I suppose there are worse ways to be put through the unemployment ringer. I'm not standing on a street corner hoping a job drives by and stops in front of me (which hilariously means one thing if you're a woman and an entirely different thing if you're a man, regardless of the time of day). The difficult thing for me is to hear women my age complain about how difficult it is to get back into the workforce. They feel as if their very own peers (who never left the workforce) are putting them out to pasture. And yes, that's disconcerting as hell, but a whole other level of disconcerting awaits them should they lower their standards even the tiniest bit and find themselves alongside 20-somethings whose mothers didn't teach them not to ask, "Aren't you too old for this job?"

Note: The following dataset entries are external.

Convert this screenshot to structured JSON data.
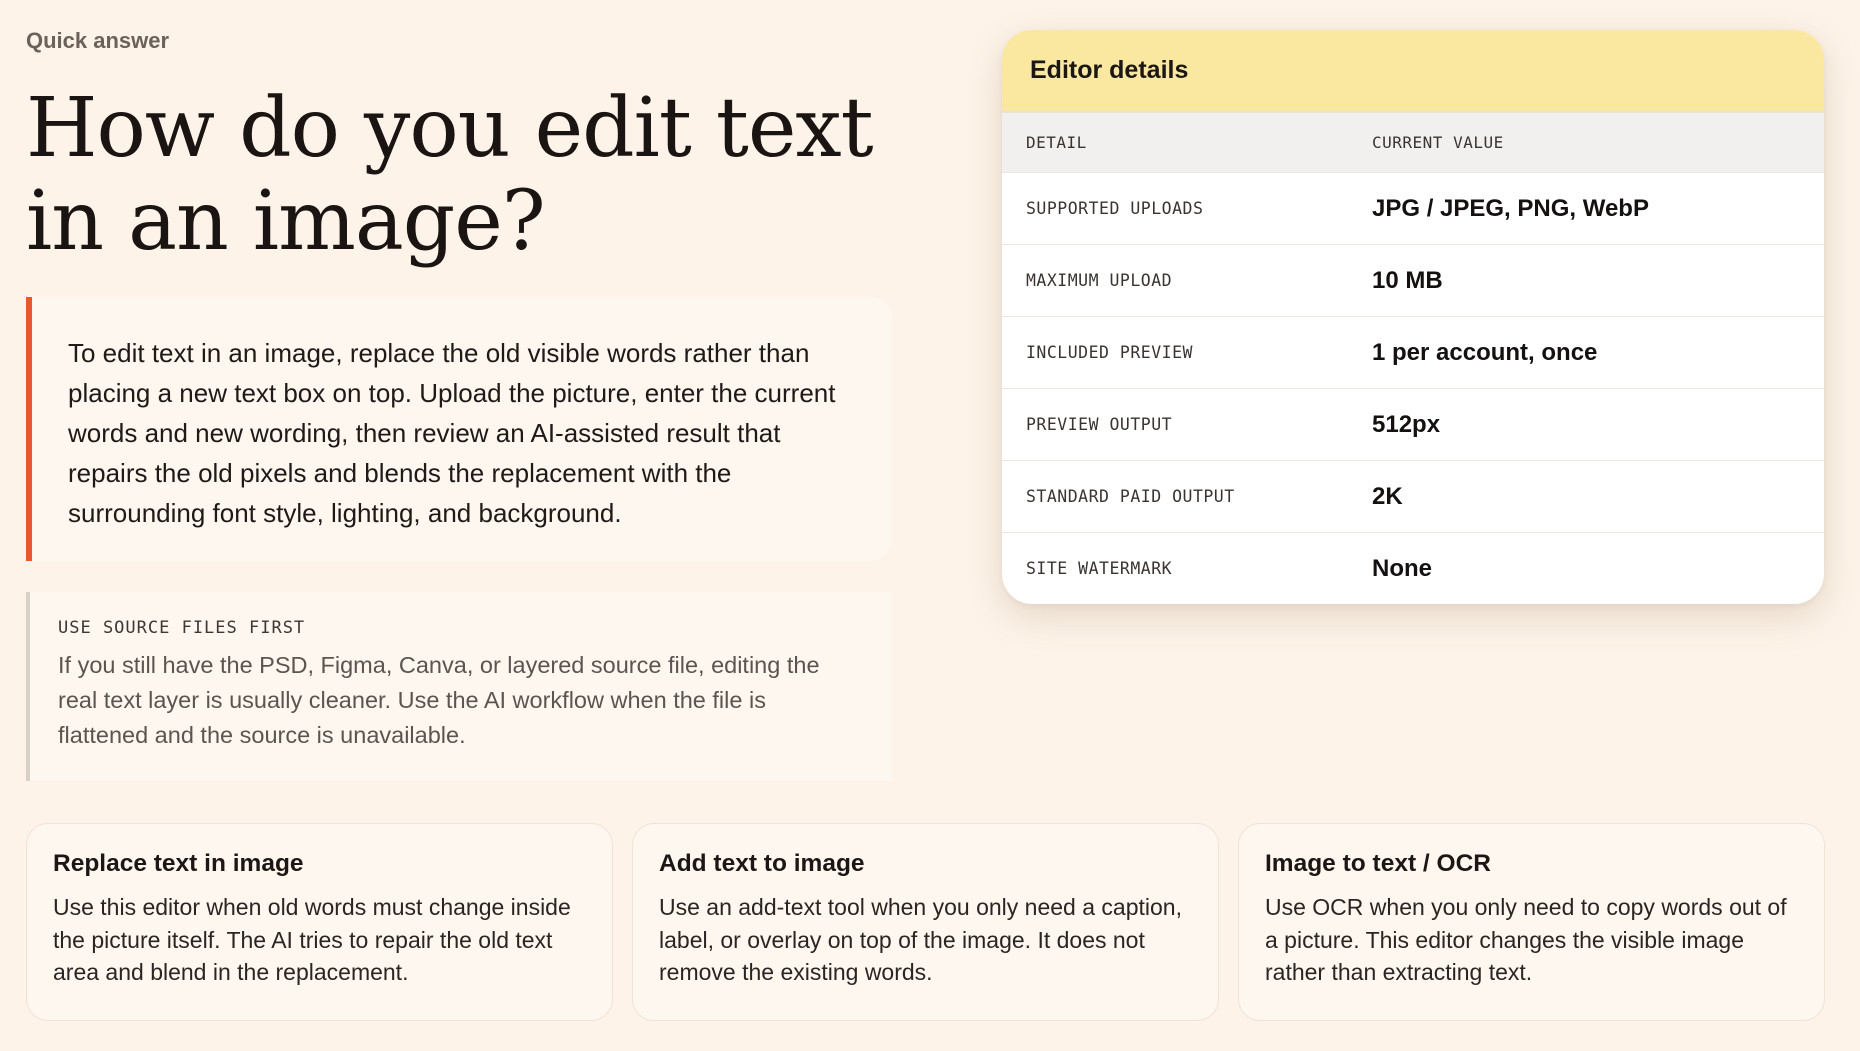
{
  "eyebrow": "Quick answer",
  "title": "How do you edit text in an image?",
  "answer": "To edit text in an image, replace the old visible words rather than placing a new text box on top. Upload the picture, enter the current words and new wording, then review an AI-assisted result that repairs the old pixels and blends the replacement with the surrounding font style, lighting, and background.",
  "note": {
    "title": "USE SOURCE FILES FIRST",
    "text": "If you still have the PSD, Figma, Canva, or layered source file, editing the real text layer is usually cleaner. Use the AI workflow when the file is flattened and the source is unavailable."
  },
  "details": {
    "title": "Editor details",
    "columns": [
      "DETAIL",
      "CURRENT VALUE"
    ],
    "rows": [
      {
        "key": "SUPPORTED UPLOADS",
        "value": "JPG / JPEG, PNG, WebP"
      },
      {
        "key": "MAXIMUM UPLOAD",
        "value": "10 MB"
      },
      {
        "key": "INCLUDED PREVIEW",
        "value": "1 per account, once"
      },
      {
        "key": "PREVIEW OUTPUT",
        "value": "512px"
      },
      {
        "key": "STANDARD PAID OUTPUT",
        "value": "2K"
      },
      {
        "key": "SITE WATERMARK",
        "value": "None"
      }
    ]
  },
  "cards": [
    {
      "title": "Replace text in image",
      "text": "Use this editor when old words must change inside the picture itself. The AI tries to repair the old text area and blend in the replacement."
    },
    {
      "title": "Add text to image",
      "text": "Use an add-text tool when you only need a caption, label, or overlay on top of the image. It does not remove the existing words."
    },
    {
      "title": "Image to text / OCR",
      "text": "Use OCR when you only need to copy words out of a picture. This editor changes the visible image rather than extracting text."
    }
  ],
  "colors": {
    "page_background": "#fdf3e8",
    "accent": "#e65a2a",
    "table_header_background": "#fae8a0"
  }
}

The most difficult part of hearing these middle-aged laments is knowing some of these women are the same ones who, ten, 20 and 30 years ago, told me I wasn't their choice for the job they were filling for a variety of reasons, none of which were relevant to the duties of the job itself. The same women who told me I wasn't "mature," educated, or experienced enough are now hearing the same thing, but with the twist that their education and experience is too dated to take into consideration and that the "mature" they themselves were looking for many years ago is now the very reason they're being shuffled to the bottom of the pile.

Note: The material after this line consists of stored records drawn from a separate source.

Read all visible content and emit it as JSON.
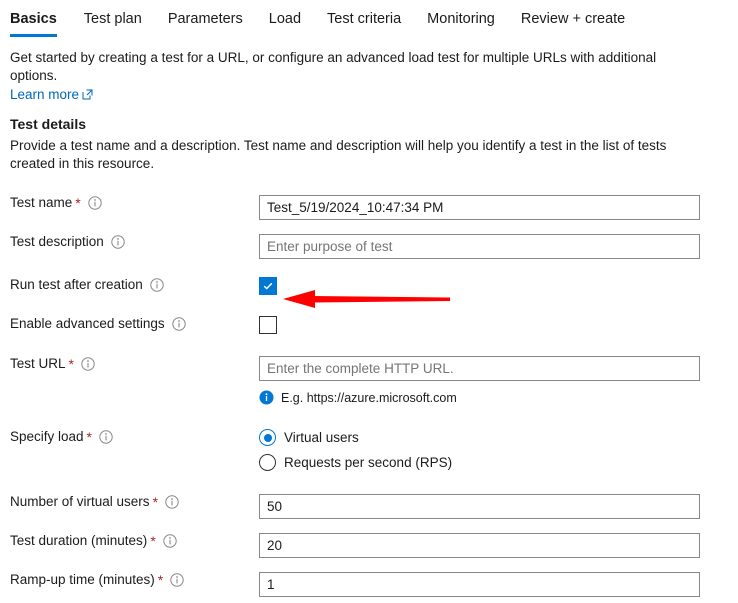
{
  "tabs": [
    {
      "label": "Basics",
      "active": true
    },
    {
      "label": "Test plan",
      "active": false
    },
    {
      "label": "Parameters",
      "active": false
    },
    {
      "label": "Load",
      "active": false
    },
    {
      "label": "Test criteria",
      "active": false
    },
    {
      "label": "Monitoring",
      "active": false
    },
    {
      "label": "Review + create",
      "active": false
    }
  ],
  "intro": {
    "text": "Get started by creating a test for a URL, or configure an advanced load test for multiple URLs with additional options.",
    "learn_more": "Learn more",
    "learn_more_icon": "external-link-icon"
  },
  "section": {
    "title": "Test details",
    "description": "Provide a test name and a description. Test name and description will help you identify a test in the list of tests created in this resource."
  },
  "fields": {
    "test_name": {
      "label": "Test name",
      "required": "*",
      "info_icon": "info-icon",
      "value": "Test_5/19/2024_10:47:34 PM",
      "placeholder": ""
    },
    "test_description": {
      "label": "Test description",
      "required": "",
      "info_icon": "info-icon",
      "value": "",
      "placeholder": "Enter purpose of test"
    },
    "run_test_after_creation": {
      "label": "Run test after creation",
      "info_icon": "info-icon",
      "checked": true
    },
    "enable_advanced_settings": {
      "label": "Enable advanced settings",
      "info_icon": "info-icon",
      "checked": false
    },
    "test_url": {
      "label": "Test URL",
      "required": "*",
      "info_icon": "info-icon",
      "value": "",
      "placeholder": "Enter the complete HTTP URL.",
      "hint": "E.g. https://azure.microsoft.com",
      "hint_icon": "info-filled-icon"
    },
    "specify_load": {
      "label": "Specify load",
      "required": "*",
      "info_icon": "info-icon",
      "options": [
        {
          "label": "Virtual users",
          "selected": true
        },
        {
          "label": "Requests per second (RPS)",
          "selected": false
        }
      ]
    },
    "number_of_virtual_users": {
      "label": "Number of virtual users",
      "required": "*",
      "info_icon": "info-icon",
      "value": "50",
      "placeholder": ""
    },
    "test_duration": {
      "label": "Test duration (minutes)",
      "required": "*",
      "info_icon": "info-icon",
      "value": "20",
      "placeholder": ""
    },
    "ramp_up_time": {
      "label": "Ramp-up time (minutes)",
      "required": "*",
      "info_icon": "info-icon",
      "value": "1",
      "placeholder": ""
    }
  },
  "annotation": {
    "arrow_icon": "red-arrow-pointing-left",
    "color": "#ff0000"
  },
  "colors": {
    "accent": "#0078d4",
    "link": "#0067b8",
    "required_asterisk": "#a4262c",
    "annotation": "#ff0000"
  }
}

The irony grows when we get to the issue of revitalizing one's education. While I struggled with plates of food to save money so my children could go to college, these women were in college. Like me, they have kids in college while tuition is at an all time high and minimum wage jobs are at an all time low. Unlike me, they know they either have to share a seat next to their kids in the lecture hall (and bear the added expense) or tap out their woes on their laptop while I pour them yet another cup of coffee and bring them yet another lemon cake.

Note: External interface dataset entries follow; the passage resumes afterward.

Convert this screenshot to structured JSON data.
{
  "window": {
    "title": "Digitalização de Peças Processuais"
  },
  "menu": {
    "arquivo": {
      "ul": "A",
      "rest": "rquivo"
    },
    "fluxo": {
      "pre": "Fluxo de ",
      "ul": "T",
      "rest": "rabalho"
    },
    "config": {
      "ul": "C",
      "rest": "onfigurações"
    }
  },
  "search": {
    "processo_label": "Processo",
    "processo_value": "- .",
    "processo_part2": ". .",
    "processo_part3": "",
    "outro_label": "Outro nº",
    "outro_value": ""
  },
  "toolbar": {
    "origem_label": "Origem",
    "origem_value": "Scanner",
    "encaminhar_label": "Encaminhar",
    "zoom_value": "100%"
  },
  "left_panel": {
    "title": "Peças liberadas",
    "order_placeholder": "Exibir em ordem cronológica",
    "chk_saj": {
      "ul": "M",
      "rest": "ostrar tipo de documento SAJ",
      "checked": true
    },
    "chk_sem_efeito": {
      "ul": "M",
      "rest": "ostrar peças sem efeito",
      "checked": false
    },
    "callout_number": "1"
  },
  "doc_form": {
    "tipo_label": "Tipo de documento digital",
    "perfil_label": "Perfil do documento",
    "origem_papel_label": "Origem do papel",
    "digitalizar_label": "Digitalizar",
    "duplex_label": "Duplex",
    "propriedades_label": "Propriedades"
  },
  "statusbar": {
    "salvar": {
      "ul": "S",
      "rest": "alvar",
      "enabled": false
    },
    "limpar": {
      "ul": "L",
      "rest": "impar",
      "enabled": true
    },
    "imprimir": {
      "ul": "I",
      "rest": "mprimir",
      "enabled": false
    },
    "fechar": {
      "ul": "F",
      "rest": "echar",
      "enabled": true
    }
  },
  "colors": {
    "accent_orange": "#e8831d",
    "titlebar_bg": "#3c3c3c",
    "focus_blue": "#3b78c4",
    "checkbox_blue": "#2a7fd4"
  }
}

Forgive my generalizations. There is of course the distinct possibility these women weren't the higher-ups leading me out of so many interviews so many years ago with so many false hopes and empty encouragements. But I'm willing to bet these women were somewhere around – "filing away" my application, answering the phone, directing their assistant, typing, making lunch plans, negotiating terms, finalizing loans, faxing, banging on the copy machine, pouring coffee, and meeting with the higher-ups. They were there somewhere, all the while thinking they'd never be the poor, misguided waif being escorted out of the office unencumbered by employment.